Part 1: Summary
In "Children Need to Play, Not Compete," Jessica Statsky debates whether competitive sports are necessary for young children before their adolescent years. Statsky believes that competitiveness should belong to adult sports only because children psychologically are not ready to stop having fun on the field or in the gym in favor of a more serious attitude.
Among other reasons against an adult-like approach to sports is unreadiness of children bodies to endure heavy physical stresses, which can lead to injuries. Because of that unpreparedness, some children may be written off as unsuitable for certain kinds of sports while getting older the same children could show great results. Statsky offers to divide sports activities for children under 12-14 years and those over that age. The latter could practice being competitive while the former could enjoy just playing and spending time with friends. The reason for that is that apart from the ability to compete, children need to develop an ability to cooperate, as well.

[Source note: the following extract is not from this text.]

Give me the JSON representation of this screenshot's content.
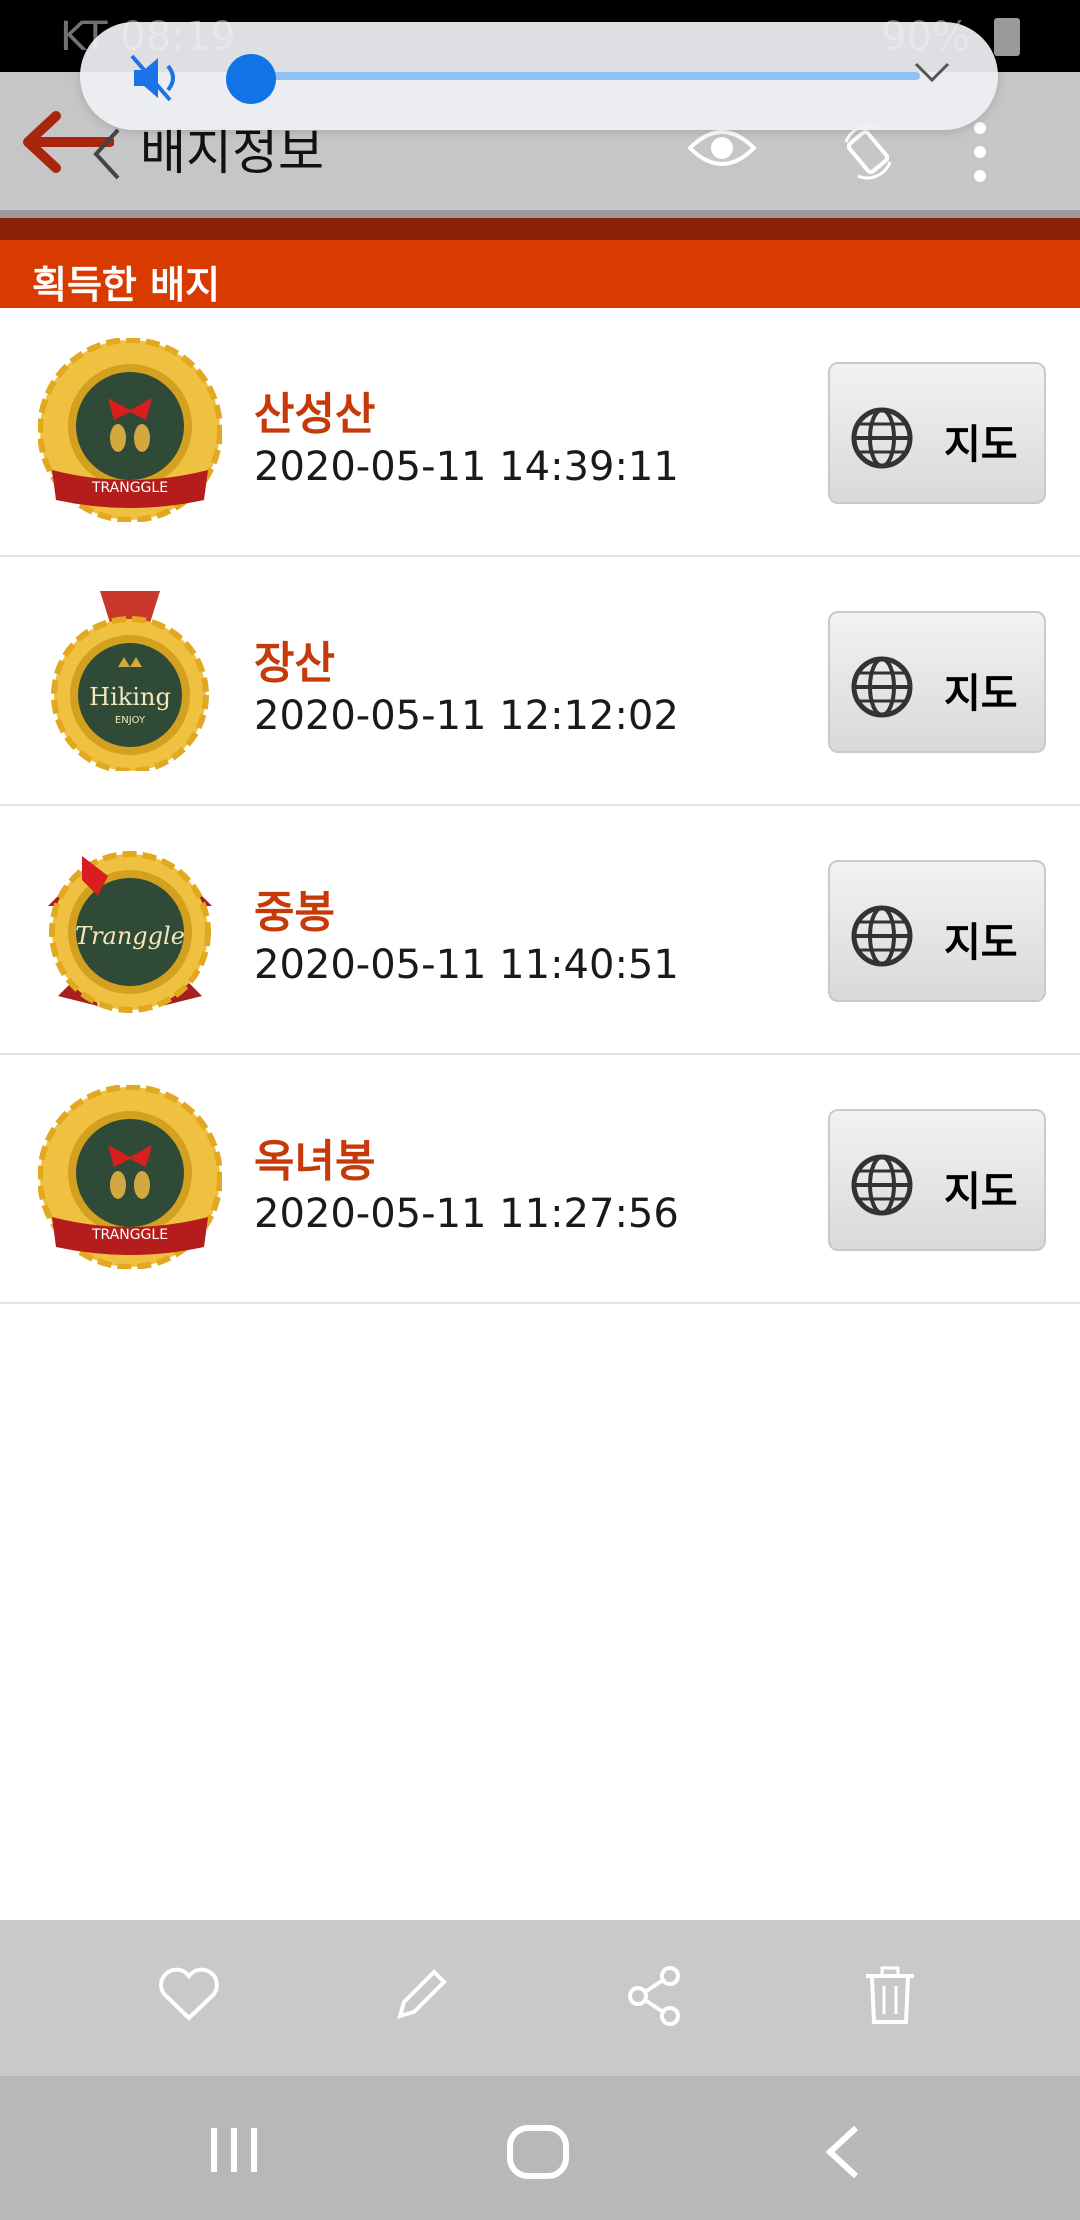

Part 2: Response
I find Jessica Statsky's position reasonable. Not all people are born with a competitive streak. The least we can do for our children is to postpone their immergence to the reality of the dog-eat-dog world. Therefore, it would be fair to create such conditions under which everyone's needs could be tended. Taking into consideration the obvious physical and psychological harm mentioned in the article, I agree that it would be wise for sports officials to create special programs for younger children.
However, I am not sure whether it is necessary to develop competitiveness at all. I suppose there are children who are ambitious; hence, actually, they do not need to be encouraged to compete - they are always ready for that. However, at the same time, there are many children who do not want to feel anxiety when they need to perform before other people. I agree with Statsky that younger children can miss the point of winning. It is not important for the most of them.
Actually, I do not believe that competition is so good for self-esteem. People need to value themselves not because they are better than somebody else but because they are who they are. Competition violates the concept to a great extent. I know some children who having won feel sorry about those defeated. I would support such feelings. In the game, the winner is one. It automatically makes all the rest losers. The defeated children feel ashamed and crestfallen. What positive reinforcement a child can obtain from that lesson?
All usual benefits of competitive sports can be gained without actual competition. In fact, I believe that it is cooperation we need to teach more. With the help of cooperation children can learn how to work in teams, improve their skills, and face challenges.
The American nation is great at competing; competition lies at the core of our mentality. However, being able to cooperate brings better results and makes oneself feel better. I insist that the only person we need to compete with is ourselves. Each of us should remember himself/herself yesterday and try to be better tomorrow. I think it will be enough for a fruitful and fulfilling life. As for sports, I would leave it to professional athletes. Young children should undertake physical activity for fun.